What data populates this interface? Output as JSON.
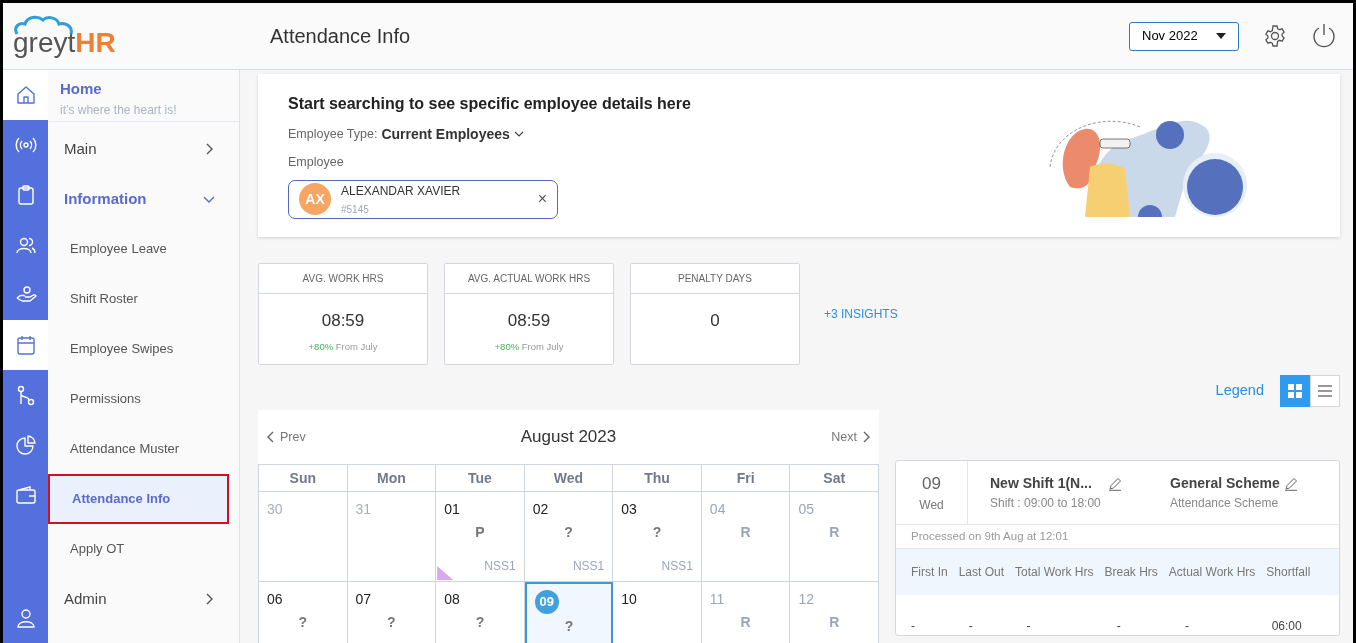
{
  "logo": {
    "part_1": "greyt",
    "part_2": "HR"
  },
  "header": {
    "title": "Attendance Info",
    "period": "Nov 2022"
  },
  "rail": [
    {
      "kind": "home",
      "selected": true
    },
    {
      "kind": "broadcast",
      "selected": false
    },
    {
      "kind": "clipboard",
      "selected": false
    },
    {
      "kind": "users",
      "selected": false
    },
    {
      "kind": "hand",
      "selected": false
    },
    {
      "kind": "calendar",
      "selected": true
    },
    {
      "kind": "branch",
      "selected": false
    },
    {
      "kind": "pie",
      "selected": false
    },
    {
      "kind": "wallet",
      "selected": false
    },
    {
      "kind": "user",
      "selected": false
    }
  ],
  "nav": {
    "home": {
      "title": "Home",
      "subtitle": "it’s where the heart is!"
    },
    "items": [
      {
        "label": "Main",
        "expanded": false
      },
      {
        "label": "Information",
        "expanded": true,
        "children": [
          {
            "label": "Employee Leave",
            "selected": false
          },
          {
            "label": "Shift Roster",
            "selected": false
          },
          {
            "label": "Employee Swipes",
            "selected": false
          },
          {
            "label": "Permissions",
            "selected": false
          },
          {
            "label": "Attendance Muster",
            "selected": false
          },
          {
            "label": "Attendance Info",
            "selected": true
          },
          {
            "label": "Apply OT",
            "selected": false
          }
        ]
      },
      {
        "label": "Admin",
        "expanded": false
      }
    ]
  },
  "search": {
    "heading": "Start searching to see specific employee details here",
    "type_label": "Employee Type:",
    "type_value": "Current Employees",
    "employee_label": "Employee",
    "employee": {
      "initials": "AX",
      "name": "ALEXANDAR XAVIER",
      "id": "#5145",
      "clear": "×"
    }
  },
  "insights": [
    {
      "title": "AVG. WORK HRS",
      "value": "08:59",
      "change": "+80%",
      "period": "From July"
    },
    {
      "title": "AVG. ACTUAL WORK HRS",
      "value": "08:59",
      "change": "+80%",
      "period": "From July"
    },
    {
      "title": "PENALTY DAYS",
      "value": "0"
    }
  ],
  "more_insights": "+3 INSIGHTS",
  "view": {
    "legend": "Legend",
    "modes": [
      {
        "kind": "grid",
        "selected": true
      },
      {
        "kind": "list",
        "selected": false
      }
    ]
  },
  "calendar": {
    "prev": "Prev",
    "title": "August 2023",
    "next": "Next",
    "weekdays": [
      "Sun",
      "Mon",
      "Tue",
      "Wed",
      "Thu",
      "Fri",
      "Sat"
    ],
    "weeks": [
      [
        {
          "date": "30",
          "kind": "other_month",
          "selected": false
        },
        {
          "date": "31",
          "kind": "other_month",
          "selected": false
        },
        {
          "date": "01",
          "kind": "workday",
          "status": "P",
          "shift": "NSS1",
          "flagged": true,
          "selected": false
        },
        {
          "date": "02",
          "kind": "workday",
          "status": "?",
          "shift": "NSS1",
          "selected": false
        },
        {
          "date": "03",
          "kind": "workday",
          "status": "?",
          "shift": "NSS1",
          "selected": false
        },
        {
          "date": "04",
          "kind": "weekend",
          "status": "R",
          "selected": false
        },
        {
          "date": "05",
          "kind": "weekend",
          "status": "R",
          "selected": false
        }
      ],
      [
        {
          "date": "06",
          "kind": "workday",
          "status": "?",
          "selected": false
        },
        {
          "date": "07",
          "kind": "workday",
          "status": "?",
          "selected": false
        },
        {
          "date": "08",
          "kind": "workday",
          "status": "?",
          "selected": false
        },
        {
          "date": "09",
          "kind": "workday",
          "status": "?",
          "selected": true
        },
        {
          "date": "10",
          "kind": "workday",
          "selected": false
        },
        {
          "date": "11",
          "kind": "weekend",
          "status": "R",
          "selected": false
        },
        {
          "date": "12",
          "kind": "weekend",
          "status": "R",
          "selected": false
        }
      ]
    ]
  },
  "day_detail": {
    "date": "09",
    "weekday": "Wed",
    "shift_name": "New Shift 1(N...",
    "shift_time": "Shift : 09:00 to 18:00",
    "scheme_name": "General Scheme",
    "scheme_label": "Attendance Scheme",
    "processed": "Processed on 9th Aug at 12:01",
    "columns": [
      "First In",
      "Last Out",
      "Total Work Hrs",
      "Break Hrs",
      "Actual Work Hrs",
      "Shortfall"
    ],
    "row": [
      "-",
      "-",
      "-",
      "-",
      "-",
      "06:00"
    ]
  }
}
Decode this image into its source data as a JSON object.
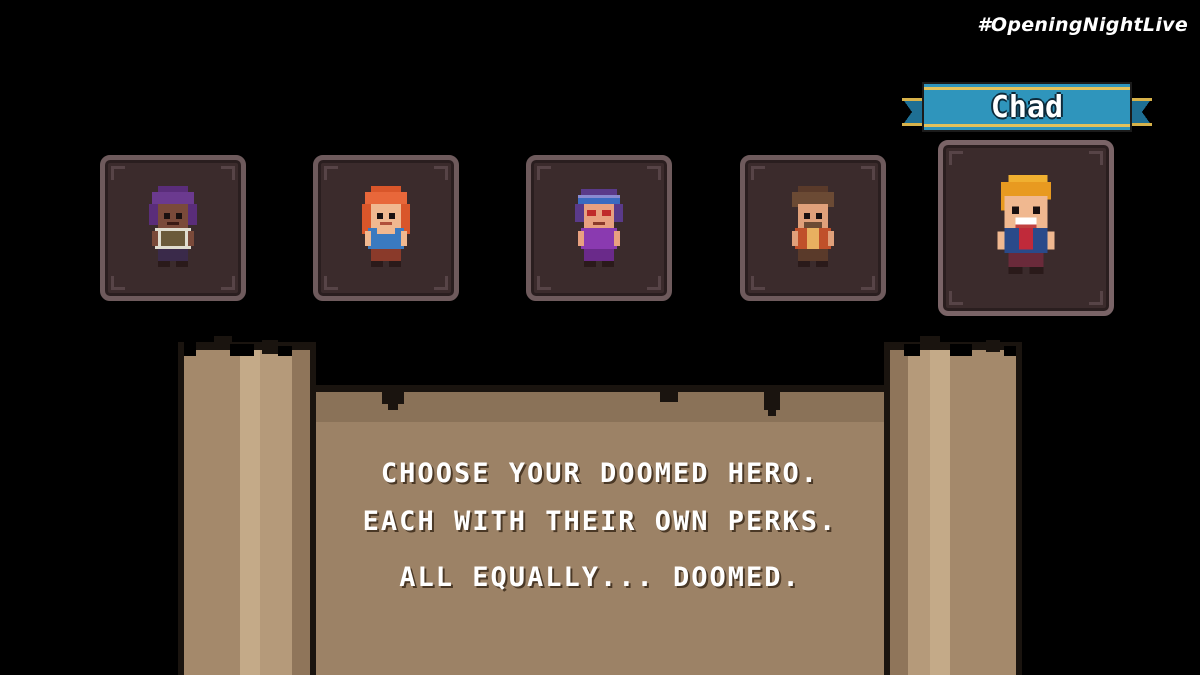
{
  "overlay": {
    "hashtag": "#OpeningNightLive"
  },
  "selection": {
    "selected_name": "Chad",
    "banner_color": "#2f95bc",
    "slots": [
      {
        "hero": "purple-hair-hero",
        "selected": false
      },
      {
        "hero": "red-hair-hero",
        "selected": false
      },
      {
        "hero": "headband-hero",
        "selected": false
      },
      {
        "hero": "brown-hair-hero",
        "selected": false
      },
      {
        "hero": "chad",
        "selected": true
      }
    ]
  },
  "scroll": {
    "color": "#9c8266",
    "lines": [
      "CHOOSE YOUR DOOMED HERO.",
      "EACH WITH THEIR OWN PERKS.",
      "ALL EQUALLY... DOOMED."
    ]
  }
}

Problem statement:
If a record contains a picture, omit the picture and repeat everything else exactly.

Answer for the task:
What data populates this interface? Output as JSON.
{
  "logo": {
    "part_1": "greyt",
    "part_2": "HR"
  },
  "header": {
    "title": "Attendance Info",
    "period": "Nov 2022"
  },
  "rail": [
    {
      "kind": "home",
      "selected": true
    },
    {
      "kind": "broadcast",
      "selected": false
    },
    {
      "kind": "clipboard",
      "selected": false
    },
    {
      "kind": "users",
      "selected": false
    },
    {
      "kind": "hand",
      "selected": false
    },
    {
      "kind": "calendar",
      "selected": true
    },
    {
      "kind": "branch",
      "selected": false
    },
    {
      "kind": "pie",
      "selected": false
    },
    {
      "kind": "wallet",
      "selected": false
    },
    {
      "kind": "user",
      "selected": false
    }
  ],
  "nav": {
    "home": {
      "title": "Home",
      "subtitle": "it’s where the heart is!"
    },
    "items": [
      {
        "label": "Main",
        "expanded": false
      },
      {
        "label": "Information",
        "expanded": true,
        "children": [
          {
            "label": "Employee Leave",
            "selected": false
          },
          {
            "label": "Shift Roster",
            "selected": false
          },
          {
            "label": "Employee Swipes",
            "selected": false
          },
          {
            "label": "Permissions",
            "selected": false
          },
          {
            "label": "Attendance Muster",
            "selected": false
          },
          {
            "label": "Attendance Info",
            "selected": true
          },
          {
            "label": "Apply OT",
            "selected": false
          }
        ]
      },
      {
        "label": "Admin",
        "expanded": false
      }
    ]
  },
  "search": {
    "heading": "Start searching to see specific employee details here",
    "type_label": "Employee Type:",
    "type_value": "Current Employees",
    "employee_label": "Employee",
    "employee": {
      "initials": "AX",
      "name": "ALEXANDAR XAVIER",
      "id": "#5145",
      "clear": "×"
    }
  },
  "insights": [
    {
      "title": "AVG. WORK HRS",
      "value": "08:59",
      "change": "+80%",
      "period": "From July"
    },
    {
      "title": "AVG. ACTUAL WORK HRS",
      "value": "08:59",
      "change": "+80%",
      "period": "From July"
    },
    {
      "title": "PENALTY DAYS",
      "value": "0"
    }
  ],
  "more_insights": "+3 INSIGHTS",
  "view": {
    "legend": "Legend",
    "modes": [
      {
        "kind": "grid",
        "selected": true
      },
      {
        "kind": "list",
        "selected": false
      }
    ]
  },
  "calendar": {
    "prev": "Prev",
    "title": "August 2023",
    "next": "Next",
    "weekdays": [
      "Sun",
      "Mon",
      "Tue",
      "Wed",
      "Thu",
      "Fri",
      "Sat"
    ],
    "weeks": [
      [
        {
          "date": "30",
          "kind": "other_month",
          "selected": false
        },
        {
          "date": "31",
          "kind": "other_month",
          "selected": false
        },
        {
          "date": "01",
          "kind": "workday",
          "status": "P",
          "shift": "NSS1",
          "flagged": true,
          "selected": false
        },
        {
          "date": "02",
          "kind": "workday",
          "status": "?",
          "shift": "NSS1",
          "selected": false
        },
        {
          "date": "03",
          "kind": "workday",
          "status": "?",
          "shift": "NSS1",
          "selected": false
        },
        {
          "date": "04",
          "kind": "weekend",
          "status": "R",
          "selected": false
        },
        {
          "date": "05",
          "kind": "weekend",
          "status": "R",
          "selected": false
        }
      ],
      [
        {
          "date": "06",
          "kind": "workday",
          "status": "?",
          "selected": false
        },
        {
          "date": "07",
          "kind": "workday",
          "status": "?",
          "selected": false
        },
        {
          "date": "08",
          "kind": "workday",
          "status": "?",
          "selected": false
        },
        {
          "date": "09",
          "kind": "workday",
          "status": "?",
          "selected": true
        },
        {
          "date": "10",
          "kind": "workday",
          "selected": false
        },
        {
          "date": "11",
          "kind": "weekend",
          "status": "R",
          "selected": false
        },
        {
          "date": "12",
          "kind": "weekend",
          "status": "R",
          "selected": false
        }
      ]
    ]
  },
  "day_detail": {
    "date": "09",
    "weekday": "Wed",
    "shift_name": "New Shift 1(N...",
    "shift_time": "Shift : 09:00 to 18:00",
    "scheme_name": "General Scheme",
    "scheme_label": "Attendance Scheme",
    "processed": "Processed on 9th Aug at 12:01",
    "columns": [
      "First In",
      "Last Out",
      "Total Work Hrs",
      "Break Hrs",
      "Actual Work Hrs",
      "Shortfall"
    ],
    "row": [
      "-",
      "-",
      "-",
      "-",
      "-",
      "06:00"
    ]
  }
}
Decode this image into its source data as a JSON object.
{
  "overlay": {
    "hashtag": "#OpeningNightLive"
  },
  "selection": {
    "selected_name": "Chad",
    "banner_color": "#2f95bc",
    "slots": [
      {
        "hero": "purple-hair-hero",
        "selected": false
      },
      {
        "hero": "red-hair-hero",
        "selected": false
      },
      {
        "hero": "headband-hero",
        "selected": false
      },
      {
        "hero": "brown-hair-hero",
        "selected": false
      },
      {
        "hero": "chad",
        "selected": true
      }
    ]
  },
  "scroll": {
    "color": "#9c8266",
    "lines": [
      "CHOOSE YOUR DOOMED HERO.",
      "EACH WITH THEIR OWN PERKS.",
      "ALL EQUALLY... DOOMED."
    ]
  }
}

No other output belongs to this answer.